Exhibition sculpts district's unique identity
Eighty-seven pieces of sculptured works are on display in the 2018 Jing’an International Sculpture Project, which runs from September 20 through December 20.
The works by 40 artists from 14 countries and regions will mostly be on show in the Jing’an Sculpture Park. The rest will be exhibited in Daning Park and Shibei High Technology Park.
The city’s biennale sculpture exhibition was launched in Jing’an in 2008. Over a decade, sculpture has become a distinguishing feature of the district’s urban landmarks, said Gong Mingjun, an official with the Jing’an greenery authority.
“Sculpture promotes the urban scene and improves public cultural appreciation,” he said. “In 2016, we extended the exhibition from Jing’an Sculpture Park to Daning Park. This year we are adding the Shibei High Technology Park, where the city’s top big data experts, startup entrepreneurs and other young people work. We hope to cover more groups and areas in the future.”
Pieces that shouldn’t be missed
'Stand quiet and gaze over the Mediterranean'
This giant upside-down truck sculpture, designed by Austrian artist Erwin Wurm, is part of well-known “One Minute Sculptures Series” that captivated the world during the Venice Biennale in 2017.
It is erected where last biennale’s star attraction “Urban Fox” stood. The giant straw-and-metal fox installation was demolished last month.
“Stand quiet and gaze over the Mediterranean Sea” is expected to be this year’s big drawcard.
It’s more than just a “view-only” sculpture. It has a staircase that leads people to an observation platform at the top, where visitors are asked to imagine that they are enjoying the beautiful views of the Mediterranean.
“Wurm wants people to not be restricted by what they actually see and to extend the limits of their imagination,” said organizer Mao Wencai.
'Der Morgen oder Holderlin'
The bronze statue of German poet Friedrich Holderlin was made by German artist Markus Lupertz, one of the most important post-World War II artists in Germany.
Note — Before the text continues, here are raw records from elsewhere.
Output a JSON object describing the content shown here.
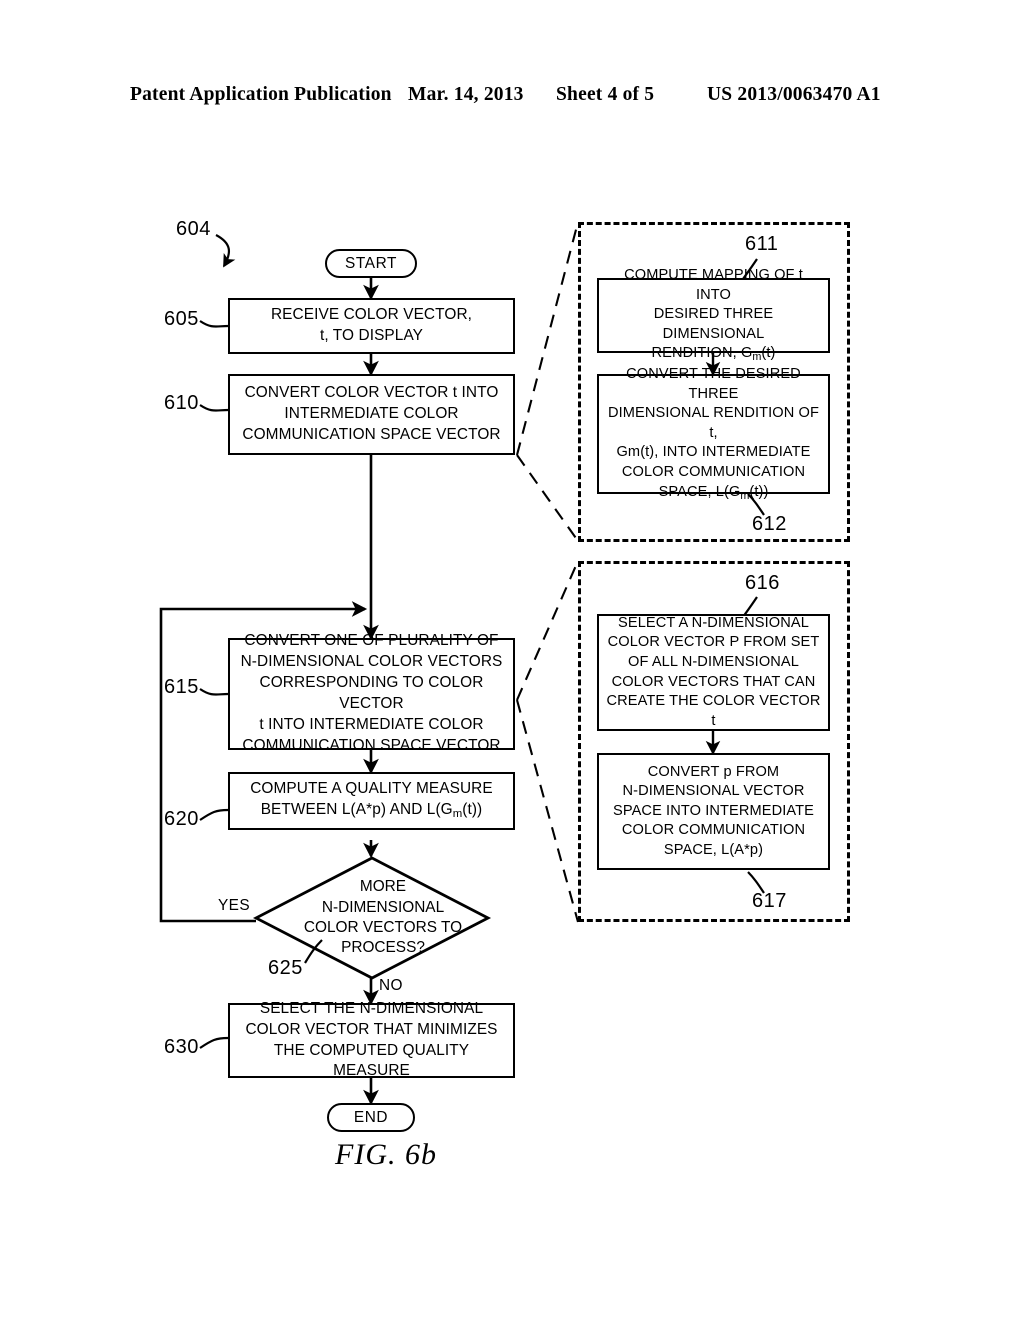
{
  "header": {
    "publication": "Patent Application Publication",
    "date": "Mar. 14, 2013",
    "sheet": "Sheet 4 of 5",
    "number": "US 2013/0063470 A1"
  },
  "figure": {
    "caption": "FIG. 6b",
    "diagram_ref": "604"
  },
  "flowchart": {
    "start_label": "START",
    "end_label": "END",
    "branch_yes": "YES",
    "branch_no": "NO",
    "nodes": [
      {
        "ref": "605",
        "lines": [
          "RECEIVE COLOR VECTOR,",
          "t, TO DISPLAY"
        ]
      },
      {
        "ref": "610",
        "lines": [
          "CONVERT COLOR VECTOR t INTO",
          "INTERMEDIATE COLOR",
          "COMMUNICATION SPACE VECTOR"
        ]
      },
      {
        "ref": "615",
        "lines": [
          "CONVERT ONE OF PLURALITY OF",
          "N-DIMENSIONAL COLOR VECTORS",
          "CORRESPONDING TO COLOR VECTOR",
          "t INTO INTERMEDIATE COLOR",
          "COMMUNICATION SPACE VECTOR"
        ]
      },
      {
        "ref": "620",
        "lines": [
          "COMPUTE A QUALITY MEASURE",
          "BETWEEN L(A*p) AND L(Gm(t))"
        ]
      },
      {
        "ref": "625",
        "lines": [
          "MORE",
          "N-DIMENSIONAL",
          "COLOR VECTORS TO",
          "PROCESS?"
        ]
      },
      {
        "ref": "630",
        "lines": [
          "SELECT THE N-DIMENSIONAL",
          "COLOR VECTOR THAT MINIMIZES",
          "THE COMPUTED QUALITY MEASURE"
        ]
      }
    ]
  },
  "callout_upper": {
    "nodes": [
      {
        "ref": "611",
        "lines": [
          "COMPUTE MAPPING OF t INTO",
          "DESIRED THREE DIMENSIONAL",
          "RENDITION, Gm(t)"
        ]
      },
      {
        "ref": "612",
        "lines": [
          "CONVERT THE DESIRED THREE",
          "DIMENSIONAL RENDITION OF t,",
          "Gm(t), INTO INTERMEDIATE",
          "COLOR COMMUNICATION",
          "SPACE, L(Gm(t))"
        ]
      }
    ]
  },
  "callout_lower": {
    "nodes": [
      {
        "ref": "616",
        "lines": [
          "SELECT A N-DIMENSIONAL",
          "COLOR VECTOR P FROM SET",
          "OF ALL N-DIMENSIONAL",
          "COLOR VECTORS THAT CAN",
          "CREATE THE COLOR VECTOR t"
        ]
      },
      {
        "ref": "617",
        "lines": [
          "CONVERT p FROM",
          "N-DIMENSIONAL VECTOR",
          "SPACE INTO INTERMEDIATE",
          "COLOR COMMUNICATION",
          "SPACE, L(A*p)"
        ]
      }
    ]
  }
}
He built the statue to pay tribute to Holderlin because both men were fascinated by the mysteries and romance of Greek myths. The artist uses colorful paints on the statue to express a rebellious attitude.
Evan Holloway from Los Angles uses colorful aluminum to make a row of faces, with bulbs as noses. Every face has different expressions. They are surprised, suspicious or fascinated by something. Holloway uses a simple, humorous style to inspire people to think about today’s social values.
'Rebirth of Shared Bicycles'
Local artist group A.R.T Institute uses discarded shared bikes to make a group of animal installations. The bike-made animals look like they are running down the slope beside the Shanghai Natural History Museum. The artists were inspired by the social “headache” created when volumes of old shared bikes were randomly piled on roadsides. They are trying to send the message that discarded bikes can be recycled and transformed into something new.
This work is designed by Hong Kong-based artist group LAAB. Hundreds of stainless- steel mirrors form a huge semi-circle. People can see their images on the mirrors and become part of the work. LAAB said it wants people to go beyond being just visitors and become an intrinsic part of public art.